> _Exercise goal_
Set down each entry exactly; omit images.

Top of Provided information

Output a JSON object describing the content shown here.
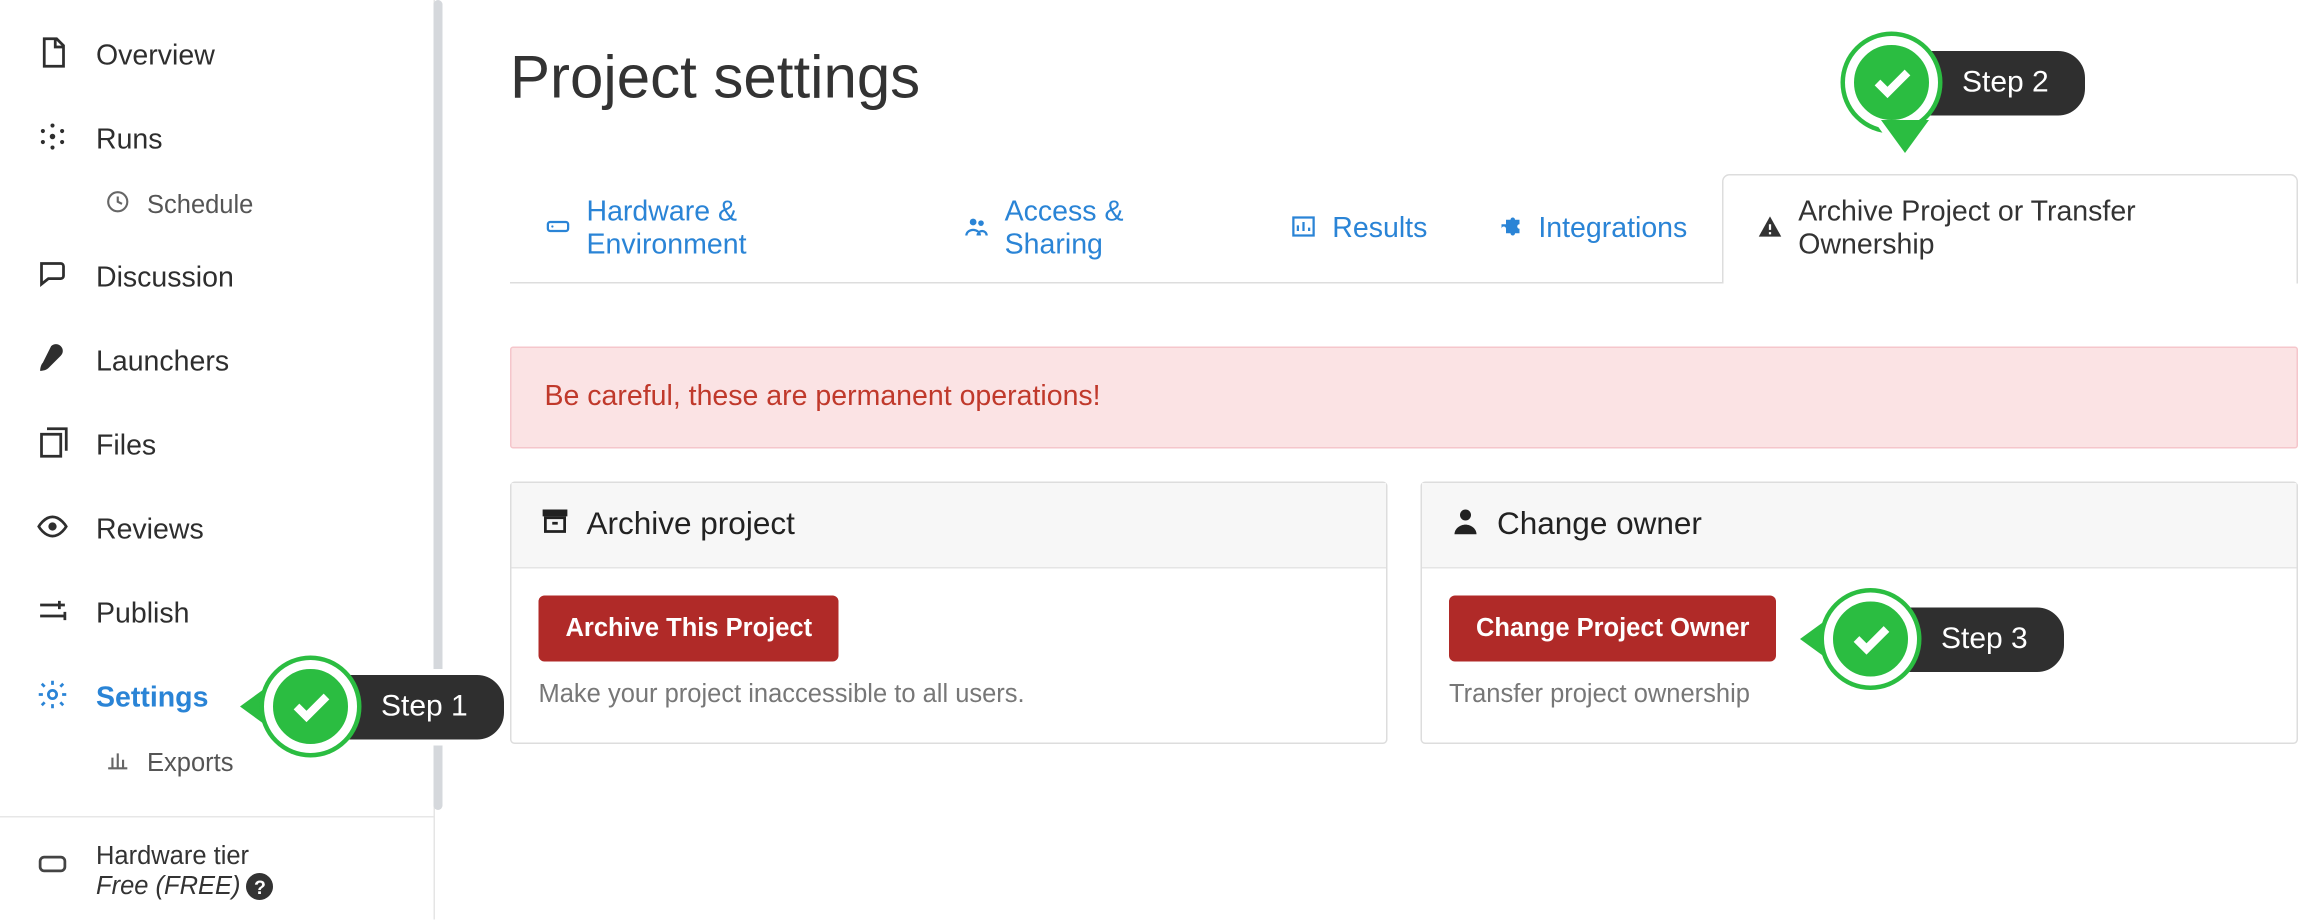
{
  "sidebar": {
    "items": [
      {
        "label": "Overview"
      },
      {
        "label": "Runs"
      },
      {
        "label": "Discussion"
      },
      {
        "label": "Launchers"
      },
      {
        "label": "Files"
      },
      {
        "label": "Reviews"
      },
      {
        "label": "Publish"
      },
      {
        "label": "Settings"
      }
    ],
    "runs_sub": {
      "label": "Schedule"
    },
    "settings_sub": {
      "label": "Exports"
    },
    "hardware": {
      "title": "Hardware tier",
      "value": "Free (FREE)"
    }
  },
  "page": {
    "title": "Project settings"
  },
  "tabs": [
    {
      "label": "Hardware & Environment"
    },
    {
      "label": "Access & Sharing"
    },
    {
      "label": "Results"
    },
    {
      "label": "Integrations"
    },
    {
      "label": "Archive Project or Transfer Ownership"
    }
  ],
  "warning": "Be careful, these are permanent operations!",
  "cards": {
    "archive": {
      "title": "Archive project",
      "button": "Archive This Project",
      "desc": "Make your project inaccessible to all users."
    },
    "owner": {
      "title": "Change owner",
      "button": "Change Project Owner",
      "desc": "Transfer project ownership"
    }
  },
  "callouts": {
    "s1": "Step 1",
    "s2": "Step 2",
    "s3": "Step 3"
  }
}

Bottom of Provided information

> _Result below_
Output a JSON object describing the content shown here.
{
  "sidebar": {
    "items": [
      {
        "label": "Overview"
      },
      {
        "label": "Runs"
      },
      {
        "label": "Discussion"
      },
      {
        "label": "Launchers"
      },
      {
        "label": "Files"
      },
      {
        "label": "Reviews"
      },
      {
        "label": "Publish"
      },
      {
        "label": "Settings"
      }
    ],
    "runs_sub": {
      "label": "Schedule"
    },
    "settings_sub": {
      "label": "Exports"
    },
    "hardware": {
      "title": "Hardware tier",
      "value": "Free (FREE)"
    }
  },
  "page": {
    "title": "Project settings"
  },
  "tabs": [
    {
      "label": "Hardware & Environment"
    },
    {
      "label": "Access & Sharing"
    },
    {
      "label": "Results"
    },
    {
      "label": "Integrations"
    },
    {
      "label": "Archive Project or Transfer Ownership"
    }
  ],
  "warning": "Be careful, these are permanent operations!",
  "cards": {
    "archive": {
      "title": "Archive project",
      "button": "Archive This Project",
      "desc": "Make your project inaccessible to all users."
    },
    "owner": {
      "title": "Change owner",
      "button": "Change Project Owner",
      "desc": "Transfer project ownership"
    }
  },
  "callouts": {
    "s1": "Step 1",
    "s2": "Step 2",
    "s3": "Step 3"
  }
}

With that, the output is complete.